→ **Entries from a dataset of interfaces**:
<<<<
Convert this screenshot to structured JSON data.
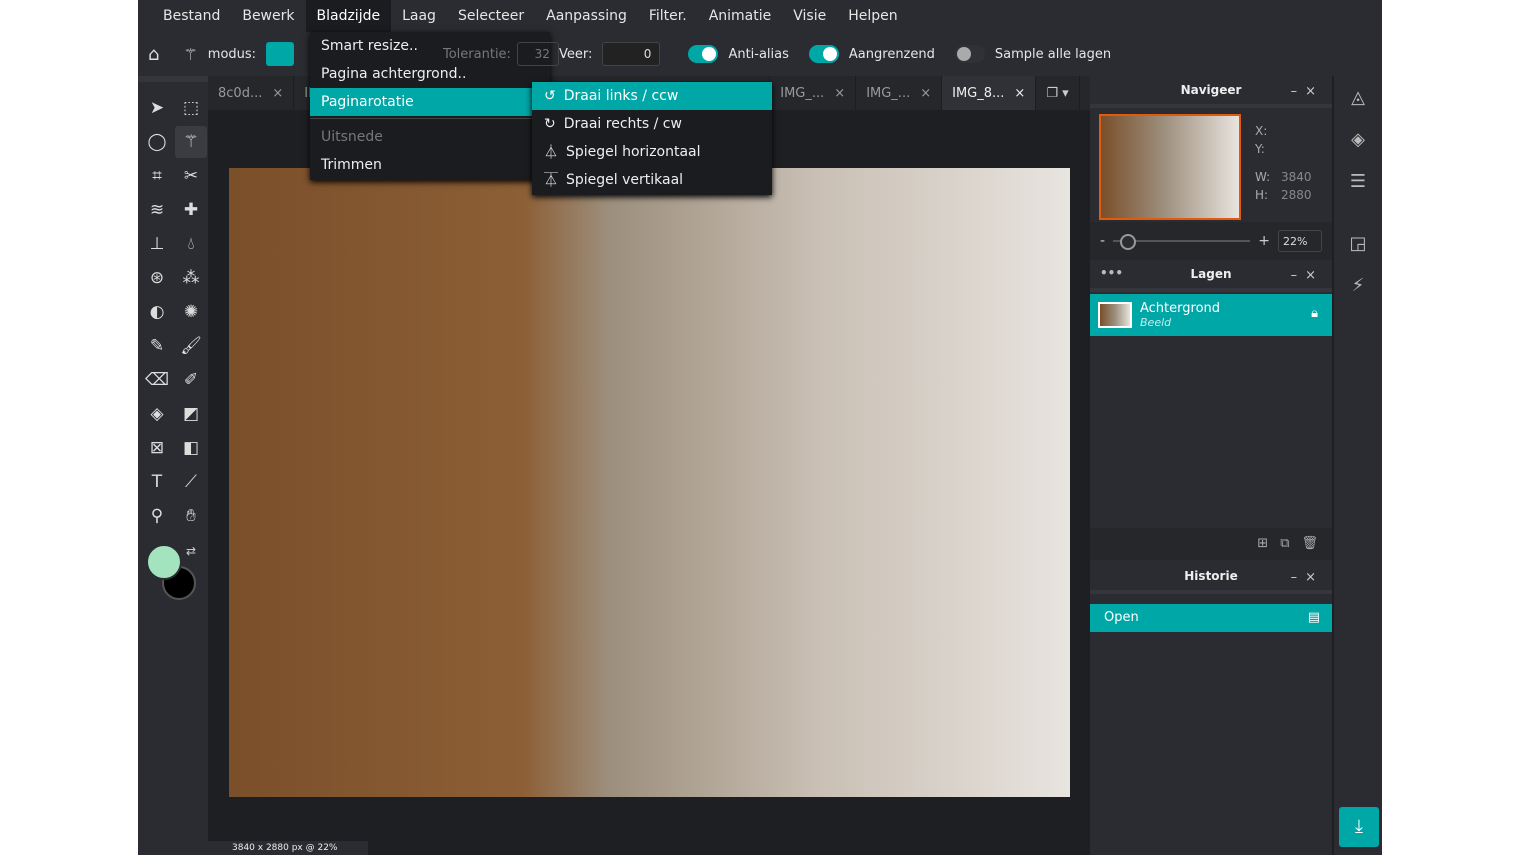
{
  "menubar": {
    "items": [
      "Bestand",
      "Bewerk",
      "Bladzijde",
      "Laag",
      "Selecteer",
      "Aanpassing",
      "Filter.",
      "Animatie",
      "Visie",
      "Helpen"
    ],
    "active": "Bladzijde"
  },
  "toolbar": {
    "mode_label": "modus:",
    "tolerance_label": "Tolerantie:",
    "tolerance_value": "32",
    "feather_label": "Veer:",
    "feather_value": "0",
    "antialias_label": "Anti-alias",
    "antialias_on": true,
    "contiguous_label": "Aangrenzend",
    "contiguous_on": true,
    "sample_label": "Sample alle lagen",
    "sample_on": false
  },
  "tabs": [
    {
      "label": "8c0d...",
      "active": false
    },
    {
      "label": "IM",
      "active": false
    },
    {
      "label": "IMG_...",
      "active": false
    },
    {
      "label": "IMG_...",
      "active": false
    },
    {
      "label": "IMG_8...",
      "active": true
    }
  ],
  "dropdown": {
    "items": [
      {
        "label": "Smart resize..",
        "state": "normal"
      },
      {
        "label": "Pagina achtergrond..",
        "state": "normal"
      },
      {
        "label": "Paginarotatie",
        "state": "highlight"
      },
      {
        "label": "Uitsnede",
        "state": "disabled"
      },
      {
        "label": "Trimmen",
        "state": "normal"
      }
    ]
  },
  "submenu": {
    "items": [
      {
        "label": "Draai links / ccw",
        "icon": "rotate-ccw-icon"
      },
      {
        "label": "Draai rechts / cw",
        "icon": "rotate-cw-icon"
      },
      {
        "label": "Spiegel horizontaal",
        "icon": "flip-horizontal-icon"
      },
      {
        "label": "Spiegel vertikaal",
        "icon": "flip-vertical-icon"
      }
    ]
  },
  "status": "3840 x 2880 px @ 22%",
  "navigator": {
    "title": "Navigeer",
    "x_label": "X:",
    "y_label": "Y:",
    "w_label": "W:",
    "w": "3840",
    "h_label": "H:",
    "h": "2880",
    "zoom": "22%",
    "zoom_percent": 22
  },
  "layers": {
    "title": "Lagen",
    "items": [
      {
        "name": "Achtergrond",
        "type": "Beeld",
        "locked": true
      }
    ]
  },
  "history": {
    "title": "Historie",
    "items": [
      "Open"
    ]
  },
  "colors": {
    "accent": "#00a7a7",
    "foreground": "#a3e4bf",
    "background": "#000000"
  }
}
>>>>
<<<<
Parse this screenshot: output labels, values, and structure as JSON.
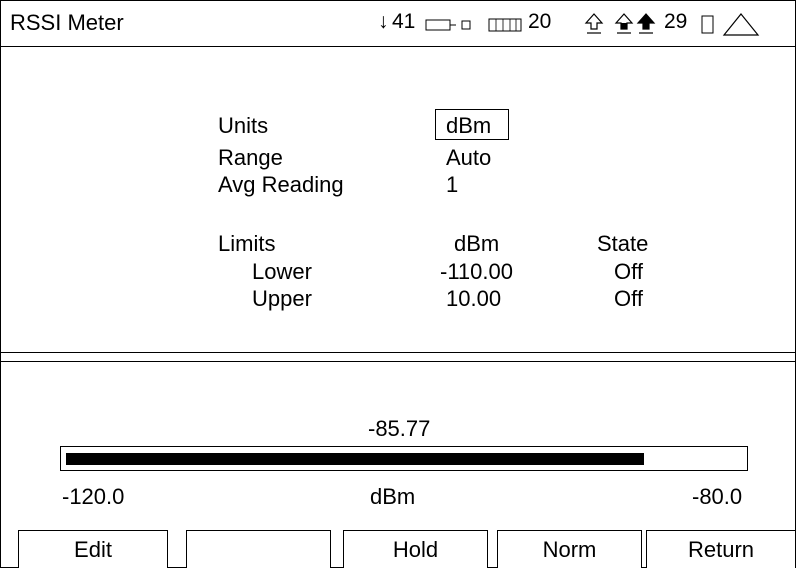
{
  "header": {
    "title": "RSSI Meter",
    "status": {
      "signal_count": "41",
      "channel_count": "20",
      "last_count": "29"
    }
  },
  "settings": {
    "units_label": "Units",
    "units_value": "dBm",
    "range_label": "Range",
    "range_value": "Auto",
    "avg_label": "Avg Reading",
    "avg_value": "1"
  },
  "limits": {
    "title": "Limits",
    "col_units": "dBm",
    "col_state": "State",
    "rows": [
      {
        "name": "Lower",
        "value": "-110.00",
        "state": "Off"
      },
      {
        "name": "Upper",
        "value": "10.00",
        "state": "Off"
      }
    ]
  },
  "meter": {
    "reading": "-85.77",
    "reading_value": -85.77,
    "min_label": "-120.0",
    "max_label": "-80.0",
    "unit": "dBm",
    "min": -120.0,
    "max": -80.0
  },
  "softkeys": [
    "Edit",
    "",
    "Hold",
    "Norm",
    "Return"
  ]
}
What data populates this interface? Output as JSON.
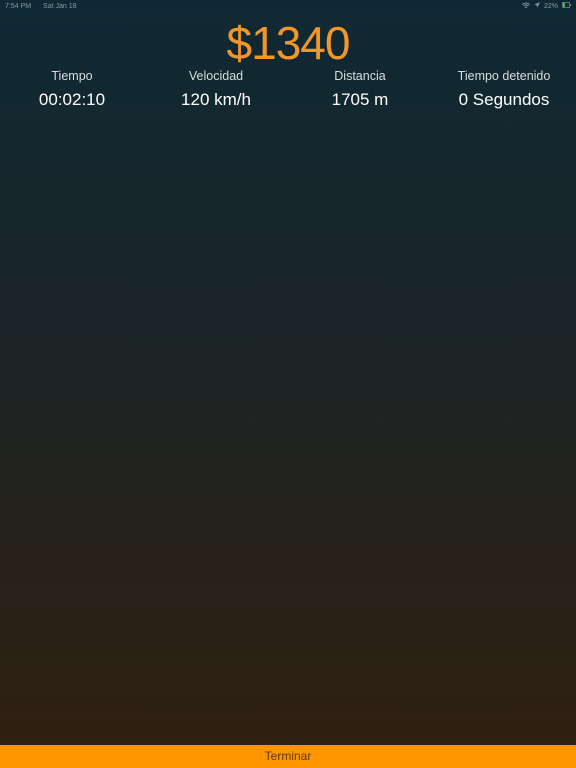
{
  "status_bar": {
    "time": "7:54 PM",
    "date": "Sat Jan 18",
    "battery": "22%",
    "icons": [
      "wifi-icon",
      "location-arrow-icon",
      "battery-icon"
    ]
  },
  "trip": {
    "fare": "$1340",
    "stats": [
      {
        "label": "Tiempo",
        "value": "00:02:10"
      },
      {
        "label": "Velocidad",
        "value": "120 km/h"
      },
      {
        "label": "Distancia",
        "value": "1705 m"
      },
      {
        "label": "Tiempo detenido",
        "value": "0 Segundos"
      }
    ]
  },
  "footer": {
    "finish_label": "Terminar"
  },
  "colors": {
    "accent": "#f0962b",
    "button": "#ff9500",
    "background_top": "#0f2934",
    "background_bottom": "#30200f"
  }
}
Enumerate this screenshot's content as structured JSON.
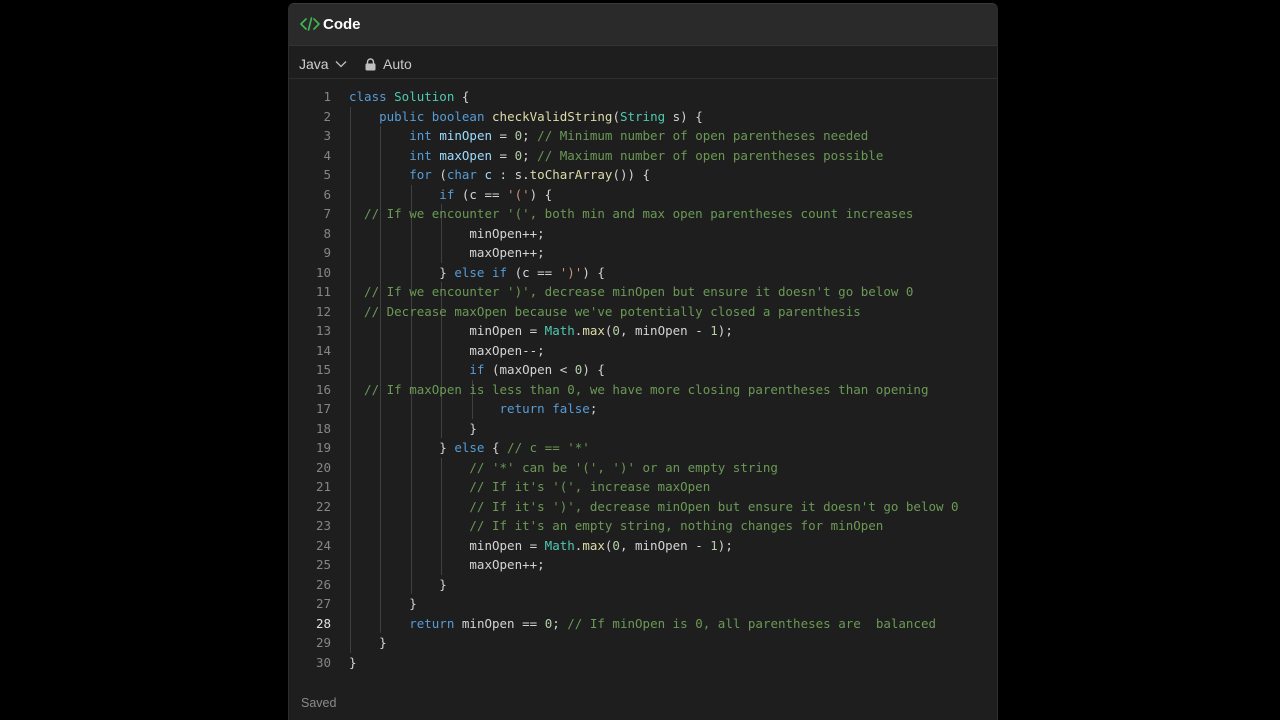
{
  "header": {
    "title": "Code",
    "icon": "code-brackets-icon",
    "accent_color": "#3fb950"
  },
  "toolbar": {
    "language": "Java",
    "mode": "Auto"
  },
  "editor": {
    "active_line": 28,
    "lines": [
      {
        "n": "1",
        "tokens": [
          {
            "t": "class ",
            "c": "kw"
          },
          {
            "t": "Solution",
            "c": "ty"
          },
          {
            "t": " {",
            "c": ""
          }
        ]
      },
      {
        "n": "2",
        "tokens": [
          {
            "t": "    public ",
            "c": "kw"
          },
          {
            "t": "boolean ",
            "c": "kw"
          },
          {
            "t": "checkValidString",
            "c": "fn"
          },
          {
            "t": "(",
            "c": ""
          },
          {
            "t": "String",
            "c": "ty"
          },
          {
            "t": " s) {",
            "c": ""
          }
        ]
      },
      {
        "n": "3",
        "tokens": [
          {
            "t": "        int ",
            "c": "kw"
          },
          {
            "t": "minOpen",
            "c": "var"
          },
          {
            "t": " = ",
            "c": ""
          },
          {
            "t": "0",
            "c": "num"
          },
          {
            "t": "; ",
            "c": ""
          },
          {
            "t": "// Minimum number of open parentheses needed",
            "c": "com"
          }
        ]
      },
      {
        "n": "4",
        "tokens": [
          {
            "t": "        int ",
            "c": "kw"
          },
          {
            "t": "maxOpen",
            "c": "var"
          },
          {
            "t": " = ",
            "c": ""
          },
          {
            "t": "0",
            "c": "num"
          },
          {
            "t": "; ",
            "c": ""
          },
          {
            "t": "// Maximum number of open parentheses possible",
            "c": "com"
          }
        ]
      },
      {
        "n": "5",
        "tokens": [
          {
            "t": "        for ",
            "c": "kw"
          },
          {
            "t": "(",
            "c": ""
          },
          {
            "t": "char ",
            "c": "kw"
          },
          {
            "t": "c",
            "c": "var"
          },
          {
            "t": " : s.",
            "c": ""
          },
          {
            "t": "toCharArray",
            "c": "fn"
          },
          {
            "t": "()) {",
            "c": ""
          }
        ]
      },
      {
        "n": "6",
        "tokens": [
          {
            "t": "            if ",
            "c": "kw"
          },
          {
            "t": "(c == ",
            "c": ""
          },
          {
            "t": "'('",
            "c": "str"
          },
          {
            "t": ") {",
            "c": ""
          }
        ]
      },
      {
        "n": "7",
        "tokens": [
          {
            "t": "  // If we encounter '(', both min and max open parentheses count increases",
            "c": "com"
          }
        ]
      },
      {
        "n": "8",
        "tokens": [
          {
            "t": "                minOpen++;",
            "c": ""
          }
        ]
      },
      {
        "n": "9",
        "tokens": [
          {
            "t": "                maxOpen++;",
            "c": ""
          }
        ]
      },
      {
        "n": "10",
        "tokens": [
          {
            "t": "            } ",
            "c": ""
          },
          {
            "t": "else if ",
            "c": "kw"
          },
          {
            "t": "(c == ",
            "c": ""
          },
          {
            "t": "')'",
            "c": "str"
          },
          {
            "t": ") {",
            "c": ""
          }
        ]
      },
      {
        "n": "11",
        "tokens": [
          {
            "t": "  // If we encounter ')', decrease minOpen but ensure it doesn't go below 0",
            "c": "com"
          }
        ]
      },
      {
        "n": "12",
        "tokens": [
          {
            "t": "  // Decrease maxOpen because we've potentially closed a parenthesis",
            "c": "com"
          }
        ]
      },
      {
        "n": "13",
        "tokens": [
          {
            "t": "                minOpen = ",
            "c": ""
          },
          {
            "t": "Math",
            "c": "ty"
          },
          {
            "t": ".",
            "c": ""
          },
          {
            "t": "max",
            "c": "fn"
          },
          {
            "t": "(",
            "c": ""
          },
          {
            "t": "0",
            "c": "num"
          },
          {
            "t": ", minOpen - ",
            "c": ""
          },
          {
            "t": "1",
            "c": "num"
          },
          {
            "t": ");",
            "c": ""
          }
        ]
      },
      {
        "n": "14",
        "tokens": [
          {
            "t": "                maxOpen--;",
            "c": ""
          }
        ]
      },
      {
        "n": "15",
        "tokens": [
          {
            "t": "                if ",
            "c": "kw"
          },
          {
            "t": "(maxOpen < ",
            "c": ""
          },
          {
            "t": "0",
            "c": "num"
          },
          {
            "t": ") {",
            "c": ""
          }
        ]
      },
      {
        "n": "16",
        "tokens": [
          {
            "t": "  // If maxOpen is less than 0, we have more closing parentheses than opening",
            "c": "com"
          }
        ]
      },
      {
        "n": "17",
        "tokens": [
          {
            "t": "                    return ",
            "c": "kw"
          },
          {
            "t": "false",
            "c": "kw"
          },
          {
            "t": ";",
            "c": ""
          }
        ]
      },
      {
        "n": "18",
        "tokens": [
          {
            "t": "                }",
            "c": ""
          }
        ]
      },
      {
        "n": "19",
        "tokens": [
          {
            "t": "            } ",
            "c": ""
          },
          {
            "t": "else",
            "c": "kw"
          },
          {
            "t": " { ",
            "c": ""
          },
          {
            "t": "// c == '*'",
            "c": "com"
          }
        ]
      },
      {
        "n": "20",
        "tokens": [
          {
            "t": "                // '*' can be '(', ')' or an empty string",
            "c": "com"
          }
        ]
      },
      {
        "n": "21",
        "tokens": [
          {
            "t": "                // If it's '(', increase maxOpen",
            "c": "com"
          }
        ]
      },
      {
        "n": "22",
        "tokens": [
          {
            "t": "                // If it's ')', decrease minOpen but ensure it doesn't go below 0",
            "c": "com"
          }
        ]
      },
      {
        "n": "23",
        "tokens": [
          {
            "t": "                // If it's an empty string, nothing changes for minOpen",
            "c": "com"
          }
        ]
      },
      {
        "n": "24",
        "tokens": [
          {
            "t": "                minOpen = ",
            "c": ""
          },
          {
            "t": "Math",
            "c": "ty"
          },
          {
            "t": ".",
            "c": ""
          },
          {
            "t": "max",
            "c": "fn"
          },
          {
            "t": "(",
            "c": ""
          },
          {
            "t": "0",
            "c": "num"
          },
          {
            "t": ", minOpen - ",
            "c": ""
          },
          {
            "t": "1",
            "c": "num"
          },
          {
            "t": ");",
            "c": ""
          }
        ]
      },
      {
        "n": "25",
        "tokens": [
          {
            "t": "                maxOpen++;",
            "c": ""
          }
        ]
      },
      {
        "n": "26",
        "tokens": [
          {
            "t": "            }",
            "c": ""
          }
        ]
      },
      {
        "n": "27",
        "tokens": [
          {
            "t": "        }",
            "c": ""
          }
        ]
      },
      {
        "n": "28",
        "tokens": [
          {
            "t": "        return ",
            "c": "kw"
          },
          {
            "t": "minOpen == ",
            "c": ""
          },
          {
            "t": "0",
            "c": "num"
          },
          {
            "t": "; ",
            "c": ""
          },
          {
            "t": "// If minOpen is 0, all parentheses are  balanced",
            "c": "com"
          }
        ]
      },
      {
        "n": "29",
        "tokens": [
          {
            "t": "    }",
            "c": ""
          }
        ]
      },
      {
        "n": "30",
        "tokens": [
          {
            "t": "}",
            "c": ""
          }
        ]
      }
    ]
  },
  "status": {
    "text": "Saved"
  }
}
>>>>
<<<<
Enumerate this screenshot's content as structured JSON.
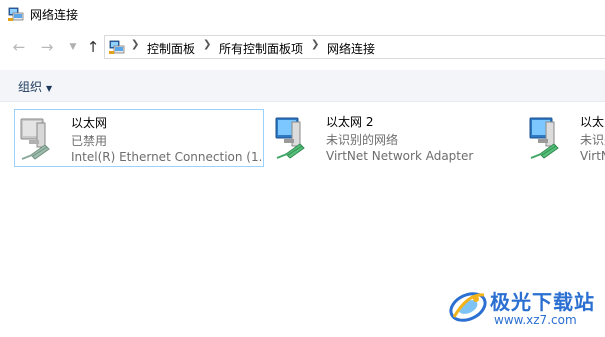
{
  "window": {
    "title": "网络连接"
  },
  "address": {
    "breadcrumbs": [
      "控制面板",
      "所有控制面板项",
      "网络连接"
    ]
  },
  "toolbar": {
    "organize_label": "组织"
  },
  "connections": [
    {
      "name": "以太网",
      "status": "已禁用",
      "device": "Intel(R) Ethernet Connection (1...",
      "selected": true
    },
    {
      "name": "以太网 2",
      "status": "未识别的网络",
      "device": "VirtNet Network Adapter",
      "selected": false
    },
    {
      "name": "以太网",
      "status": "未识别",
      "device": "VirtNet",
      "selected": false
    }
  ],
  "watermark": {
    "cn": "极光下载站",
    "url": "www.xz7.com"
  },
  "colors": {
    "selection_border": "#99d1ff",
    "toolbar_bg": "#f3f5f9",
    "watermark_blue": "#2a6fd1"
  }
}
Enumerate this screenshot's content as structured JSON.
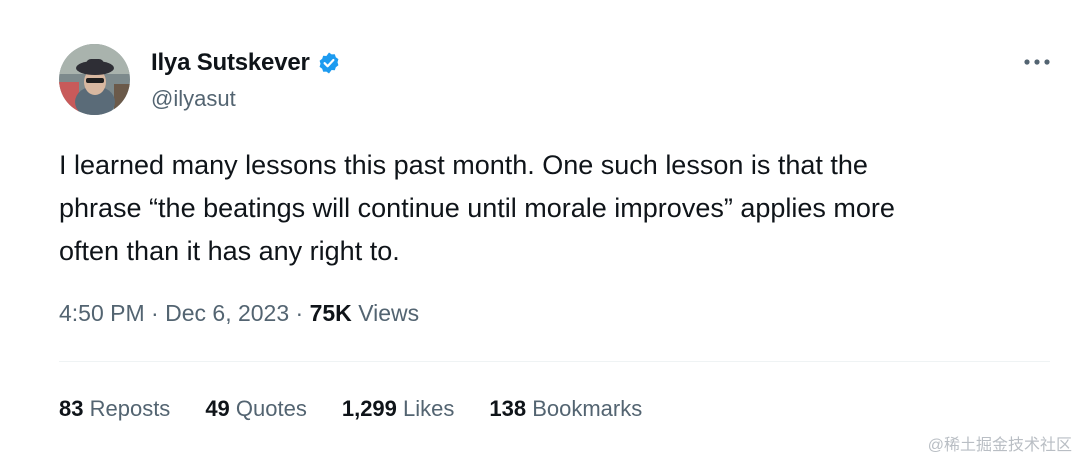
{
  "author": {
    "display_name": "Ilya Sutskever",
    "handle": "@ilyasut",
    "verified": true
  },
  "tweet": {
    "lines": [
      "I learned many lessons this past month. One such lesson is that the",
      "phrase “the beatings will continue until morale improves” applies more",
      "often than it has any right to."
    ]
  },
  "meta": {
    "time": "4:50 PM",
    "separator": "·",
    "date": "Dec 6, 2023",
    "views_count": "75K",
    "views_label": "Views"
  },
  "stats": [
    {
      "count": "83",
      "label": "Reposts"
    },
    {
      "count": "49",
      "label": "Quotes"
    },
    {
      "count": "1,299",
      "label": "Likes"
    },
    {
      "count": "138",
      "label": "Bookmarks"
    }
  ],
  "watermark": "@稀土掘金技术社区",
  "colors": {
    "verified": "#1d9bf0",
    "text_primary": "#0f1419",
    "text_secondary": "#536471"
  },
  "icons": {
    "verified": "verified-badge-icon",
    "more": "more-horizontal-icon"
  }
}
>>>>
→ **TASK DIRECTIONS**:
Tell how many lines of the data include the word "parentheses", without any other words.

→ **YOUR RESPONSE**:
5